Check every line below for the word "rest" and copy each one that has it.

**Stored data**
■ ■ ■ ■ ■ ■ ■

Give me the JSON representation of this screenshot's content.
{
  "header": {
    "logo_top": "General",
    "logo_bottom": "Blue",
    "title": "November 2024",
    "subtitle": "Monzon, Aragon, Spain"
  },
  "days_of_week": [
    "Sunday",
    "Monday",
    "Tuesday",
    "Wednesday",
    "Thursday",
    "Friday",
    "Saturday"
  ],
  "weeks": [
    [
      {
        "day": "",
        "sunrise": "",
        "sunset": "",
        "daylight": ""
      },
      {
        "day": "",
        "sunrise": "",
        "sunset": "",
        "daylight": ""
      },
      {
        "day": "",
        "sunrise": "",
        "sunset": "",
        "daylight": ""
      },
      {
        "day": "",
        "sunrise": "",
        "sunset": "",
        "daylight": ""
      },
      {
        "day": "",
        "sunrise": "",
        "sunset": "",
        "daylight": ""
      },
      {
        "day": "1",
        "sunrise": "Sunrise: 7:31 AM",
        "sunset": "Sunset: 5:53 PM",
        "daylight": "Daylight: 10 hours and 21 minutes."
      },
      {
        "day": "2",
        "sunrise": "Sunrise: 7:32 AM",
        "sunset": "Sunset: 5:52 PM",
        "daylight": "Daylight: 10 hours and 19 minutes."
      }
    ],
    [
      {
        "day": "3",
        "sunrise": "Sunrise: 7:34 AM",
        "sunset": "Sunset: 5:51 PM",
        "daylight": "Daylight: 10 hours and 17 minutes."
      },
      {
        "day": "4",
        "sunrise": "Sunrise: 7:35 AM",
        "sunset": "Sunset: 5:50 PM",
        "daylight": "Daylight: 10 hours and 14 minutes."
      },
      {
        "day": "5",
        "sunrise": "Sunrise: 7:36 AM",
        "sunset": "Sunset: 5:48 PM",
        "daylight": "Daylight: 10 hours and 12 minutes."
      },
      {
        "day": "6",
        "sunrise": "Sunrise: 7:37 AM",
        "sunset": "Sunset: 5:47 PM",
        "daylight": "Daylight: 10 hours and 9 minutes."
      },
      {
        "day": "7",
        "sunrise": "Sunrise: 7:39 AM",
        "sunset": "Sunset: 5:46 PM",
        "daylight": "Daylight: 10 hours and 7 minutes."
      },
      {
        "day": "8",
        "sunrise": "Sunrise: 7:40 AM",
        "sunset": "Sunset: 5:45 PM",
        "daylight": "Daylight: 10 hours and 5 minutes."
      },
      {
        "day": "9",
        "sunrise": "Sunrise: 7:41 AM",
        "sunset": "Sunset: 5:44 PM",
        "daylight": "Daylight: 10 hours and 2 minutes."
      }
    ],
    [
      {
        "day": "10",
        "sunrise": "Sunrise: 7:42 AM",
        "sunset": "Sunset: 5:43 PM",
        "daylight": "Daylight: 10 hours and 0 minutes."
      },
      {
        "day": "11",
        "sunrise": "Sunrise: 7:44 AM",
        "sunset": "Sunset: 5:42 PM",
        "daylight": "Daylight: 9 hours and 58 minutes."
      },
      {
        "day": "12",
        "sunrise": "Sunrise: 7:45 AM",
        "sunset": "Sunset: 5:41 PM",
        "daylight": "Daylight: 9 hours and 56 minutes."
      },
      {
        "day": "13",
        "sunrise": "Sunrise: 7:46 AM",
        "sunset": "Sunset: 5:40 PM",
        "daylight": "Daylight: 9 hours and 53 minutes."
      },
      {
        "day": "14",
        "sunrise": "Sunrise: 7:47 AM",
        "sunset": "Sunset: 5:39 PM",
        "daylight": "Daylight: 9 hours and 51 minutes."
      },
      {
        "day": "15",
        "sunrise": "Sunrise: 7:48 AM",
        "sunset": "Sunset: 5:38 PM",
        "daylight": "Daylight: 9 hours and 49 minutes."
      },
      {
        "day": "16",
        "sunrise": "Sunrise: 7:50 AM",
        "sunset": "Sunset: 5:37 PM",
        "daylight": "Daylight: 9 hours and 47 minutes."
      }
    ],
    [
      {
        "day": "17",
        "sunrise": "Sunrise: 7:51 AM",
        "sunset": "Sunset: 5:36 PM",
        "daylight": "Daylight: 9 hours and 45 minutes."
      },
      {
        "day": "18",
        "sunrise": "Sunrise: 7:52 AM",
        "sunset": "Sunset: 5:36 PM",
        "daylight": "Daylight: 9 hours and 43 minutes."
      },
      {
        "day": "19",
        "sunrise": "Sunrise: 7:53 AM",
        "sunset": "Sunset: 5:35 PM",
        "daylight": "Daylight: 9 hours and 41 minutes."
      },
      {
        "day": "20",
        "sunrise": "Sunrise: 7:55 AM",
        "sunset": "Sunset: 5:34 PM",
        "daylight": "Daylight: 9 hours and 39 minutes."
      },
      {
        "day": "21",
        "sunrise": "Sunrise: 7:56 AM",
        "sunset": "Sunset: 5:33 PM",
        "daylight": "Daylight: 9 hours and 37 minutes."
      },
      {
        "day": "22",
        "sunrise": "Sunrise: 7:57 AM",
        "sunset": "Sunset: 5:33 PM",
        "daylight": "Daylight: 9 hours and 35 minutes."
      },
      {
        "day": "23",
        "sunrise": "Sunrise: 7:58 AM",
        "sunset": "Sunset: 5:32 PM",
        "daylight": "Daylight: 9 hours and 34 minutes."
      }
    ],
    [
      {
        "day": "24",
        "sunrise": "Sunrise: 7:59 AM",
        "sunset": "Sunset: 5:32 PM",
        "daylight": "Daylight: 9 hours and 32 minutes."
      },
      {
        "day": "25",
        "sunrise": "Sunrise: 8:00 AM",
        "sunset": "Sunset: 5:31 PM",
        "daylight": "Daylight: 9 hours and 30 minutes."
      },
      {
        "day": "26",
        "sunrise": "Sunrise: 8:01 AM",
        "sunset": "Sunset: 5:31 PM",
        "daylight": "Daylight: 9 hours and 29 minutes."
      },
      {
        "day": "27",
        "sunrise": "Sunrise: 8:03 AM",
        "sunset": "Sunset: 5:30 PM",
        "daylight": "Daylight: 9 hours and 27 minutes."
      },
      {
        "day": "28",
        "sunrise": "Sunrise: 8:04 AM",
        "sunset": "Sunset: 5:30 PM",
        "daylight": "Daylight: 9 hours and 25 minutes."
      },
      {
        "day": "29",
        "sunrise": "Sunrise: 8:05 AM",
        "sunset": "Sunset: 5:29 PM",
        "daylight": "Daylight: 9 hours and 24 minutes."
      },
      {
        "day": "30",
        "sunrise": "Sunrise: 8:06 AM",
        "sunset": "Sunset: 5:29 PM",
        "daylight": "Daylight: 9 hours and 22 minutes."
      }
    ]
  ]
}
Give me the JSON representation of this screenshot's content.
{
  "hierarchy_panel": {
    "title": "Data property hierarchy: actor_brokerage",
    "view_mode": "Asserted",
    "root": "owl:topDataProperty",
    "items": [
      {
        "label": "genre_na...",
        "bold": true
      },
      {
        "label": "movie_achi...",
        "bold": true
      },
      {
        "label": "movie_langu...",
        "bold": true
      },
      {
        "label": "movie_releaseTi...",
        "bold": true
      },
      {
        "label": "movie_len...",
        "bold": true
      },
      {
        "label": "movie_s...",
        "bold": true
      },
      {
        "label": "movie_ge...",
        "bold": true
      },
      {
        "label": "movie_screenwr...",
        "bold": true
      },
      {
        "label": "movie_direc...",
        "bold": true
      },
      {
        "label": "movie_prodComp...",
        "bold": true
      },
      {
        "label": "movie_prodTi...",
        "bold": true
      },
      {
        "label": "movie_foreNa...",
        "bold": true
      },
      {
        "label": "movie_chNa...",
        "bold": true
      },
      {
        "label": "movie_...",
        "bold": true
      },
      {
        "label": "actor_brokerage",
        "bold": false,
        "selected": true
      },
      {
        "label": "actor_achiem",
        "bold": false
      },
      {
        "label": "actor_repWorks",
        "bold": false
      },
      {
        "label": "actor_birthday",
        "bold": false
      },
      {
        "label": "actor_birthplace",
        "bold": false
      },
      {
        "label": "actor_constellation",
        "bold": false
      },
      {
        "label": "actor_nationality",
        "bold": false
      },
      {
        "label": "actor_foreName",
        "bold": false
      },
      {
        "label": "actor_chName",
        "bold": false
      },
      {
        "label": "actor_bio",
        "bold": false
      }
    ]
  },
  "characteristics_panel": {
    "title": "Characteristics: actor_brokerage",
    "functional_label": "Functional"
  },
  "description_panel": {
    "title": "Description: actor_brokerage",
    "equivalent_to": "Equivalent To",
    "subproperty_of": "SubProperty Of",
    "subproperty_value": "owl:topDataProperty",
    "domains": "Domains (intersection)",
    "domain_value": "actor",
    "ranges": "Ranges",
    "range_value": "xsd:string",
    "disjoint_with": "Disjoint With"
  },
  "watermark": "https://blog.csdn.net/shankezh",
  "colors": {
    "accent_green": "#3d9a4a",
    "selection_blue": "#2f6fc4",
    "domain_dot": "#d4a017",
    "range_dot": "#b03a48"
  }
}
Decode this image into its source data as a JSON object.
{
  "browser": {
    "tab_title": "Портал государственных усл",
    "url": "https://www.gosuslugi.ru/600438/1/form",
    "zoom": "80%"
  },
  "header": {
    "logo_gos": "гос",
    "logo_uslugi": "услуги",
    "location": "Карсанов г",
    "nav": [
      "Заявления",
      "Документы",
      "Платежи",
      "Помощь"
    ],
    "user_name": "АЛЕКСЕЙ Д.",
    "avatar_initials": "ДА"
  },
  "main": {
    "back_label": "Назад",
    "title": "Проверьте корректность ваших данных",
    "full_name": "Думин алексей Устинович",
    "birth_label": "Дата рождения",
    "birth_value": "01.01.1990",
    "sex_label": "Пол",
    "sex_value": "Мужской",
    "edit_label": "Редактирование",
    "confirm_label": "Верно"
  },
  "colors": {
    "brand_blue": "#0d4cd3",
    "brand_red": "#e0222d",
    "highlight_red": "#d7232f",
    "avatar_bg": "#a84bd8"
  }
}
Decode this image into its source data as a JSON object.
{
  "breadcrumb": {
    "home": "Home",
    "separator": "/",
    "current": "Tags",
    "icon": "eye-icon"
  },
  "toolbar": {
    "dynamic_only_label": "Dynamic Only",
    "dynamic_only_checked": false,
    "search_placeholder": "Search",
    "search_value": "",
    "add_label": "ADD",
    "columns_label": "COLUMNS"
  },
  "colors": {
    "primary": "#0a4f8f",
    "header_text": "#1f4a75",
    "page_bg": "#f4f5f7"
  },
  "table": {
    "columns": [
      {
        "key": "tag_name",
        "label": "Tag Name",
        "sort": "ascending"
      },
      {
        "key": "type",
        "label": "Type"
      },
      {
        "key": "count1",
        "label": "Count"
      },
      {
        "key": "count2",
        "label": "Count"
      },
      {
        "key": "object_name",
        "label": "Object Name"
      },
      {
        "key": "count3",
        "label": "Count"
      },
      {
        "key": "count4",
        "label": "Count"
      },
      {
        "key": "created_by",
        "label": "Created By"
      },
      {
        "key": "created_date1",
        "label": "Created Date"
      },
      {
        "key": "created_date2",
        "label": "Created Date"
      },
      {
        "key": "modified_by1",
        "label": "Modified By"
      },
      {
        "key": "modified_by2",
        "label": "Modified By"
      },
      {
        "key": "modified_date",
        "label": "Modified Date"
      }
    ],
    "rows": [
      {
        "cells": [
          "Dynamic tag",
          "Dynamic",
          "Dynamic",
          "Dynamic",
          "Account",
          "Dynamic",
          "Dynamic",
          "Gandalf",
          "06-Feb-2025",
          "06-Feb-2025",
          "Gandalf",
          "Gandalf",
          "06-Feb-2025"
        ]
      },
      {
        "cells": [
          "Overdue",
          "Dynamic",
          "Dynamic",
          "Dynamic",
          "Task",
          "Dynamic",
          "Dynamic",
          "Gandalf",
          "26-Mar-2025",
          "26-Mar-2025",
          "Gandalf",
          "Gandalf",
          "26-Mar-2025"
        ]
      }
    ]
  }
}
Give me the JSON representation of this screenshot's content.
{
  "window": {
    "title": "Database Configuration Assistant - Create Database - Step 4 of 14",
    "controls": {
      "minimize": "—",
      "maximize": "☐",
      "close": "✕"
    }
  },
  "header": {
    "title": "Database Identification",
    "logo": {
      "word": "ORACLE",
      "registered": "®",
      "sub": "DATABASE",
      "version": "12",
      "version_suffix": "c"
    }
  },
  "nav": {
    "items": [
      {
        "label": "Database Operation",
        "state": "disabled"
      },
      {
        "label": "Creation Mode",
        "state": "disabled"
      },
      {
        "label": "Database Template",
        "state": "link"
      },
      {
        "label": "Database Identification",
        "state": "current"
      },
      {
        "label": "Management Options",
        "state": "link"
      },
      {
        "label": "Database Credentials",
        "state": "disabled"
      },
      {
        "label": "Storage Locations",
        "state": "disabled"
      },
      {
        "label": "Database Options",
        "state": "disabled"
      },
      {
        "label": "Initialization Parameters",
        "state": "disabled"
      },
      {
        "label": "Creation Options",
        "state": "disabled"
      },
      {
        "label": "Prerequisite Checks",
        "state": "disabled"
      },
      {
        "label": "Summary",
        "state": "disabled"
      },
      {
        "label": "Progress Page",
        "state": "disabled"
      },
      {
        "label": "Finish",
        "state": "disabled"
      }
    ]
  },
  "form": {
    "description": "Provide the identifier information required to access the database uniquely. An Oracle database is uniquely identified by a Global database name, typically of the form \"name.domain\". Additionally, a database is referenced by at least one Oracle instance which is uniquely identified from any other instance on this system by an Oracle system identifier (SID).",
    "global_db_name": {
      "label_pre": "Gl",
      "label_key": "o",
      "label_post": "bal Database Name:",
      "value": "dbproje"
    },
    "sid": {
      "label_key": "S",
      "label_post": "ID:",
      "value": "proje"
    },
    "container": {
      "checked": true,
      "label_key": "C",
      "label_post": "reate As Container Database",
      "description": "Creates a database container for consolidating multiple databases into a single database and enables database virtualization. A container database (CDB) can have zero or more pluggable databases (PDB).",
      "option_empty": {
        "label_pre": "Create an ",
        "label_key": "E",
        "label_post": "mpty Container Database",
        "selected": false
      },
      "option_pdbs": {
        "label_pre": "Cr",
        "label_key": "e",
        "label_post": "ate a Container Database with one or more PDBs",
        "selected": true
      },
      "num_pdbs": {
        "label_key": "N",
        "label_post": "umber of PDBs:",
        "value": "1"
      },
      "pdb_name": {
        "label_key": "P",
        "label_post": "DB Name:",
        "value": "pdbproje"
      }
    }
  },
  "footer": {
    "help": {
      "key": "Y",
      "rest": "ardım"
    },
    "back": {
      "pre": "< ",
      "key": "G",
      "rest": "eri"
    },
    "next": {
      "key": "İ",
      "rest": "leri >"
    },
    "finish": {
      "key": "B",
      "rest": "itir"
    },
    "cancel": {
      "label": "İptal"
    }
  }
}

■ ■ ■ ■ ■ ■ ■

**Written solution**
      "rest": "ardım"
      "rest": "eri"
      "rest": "leri >"
      "rest": "itir"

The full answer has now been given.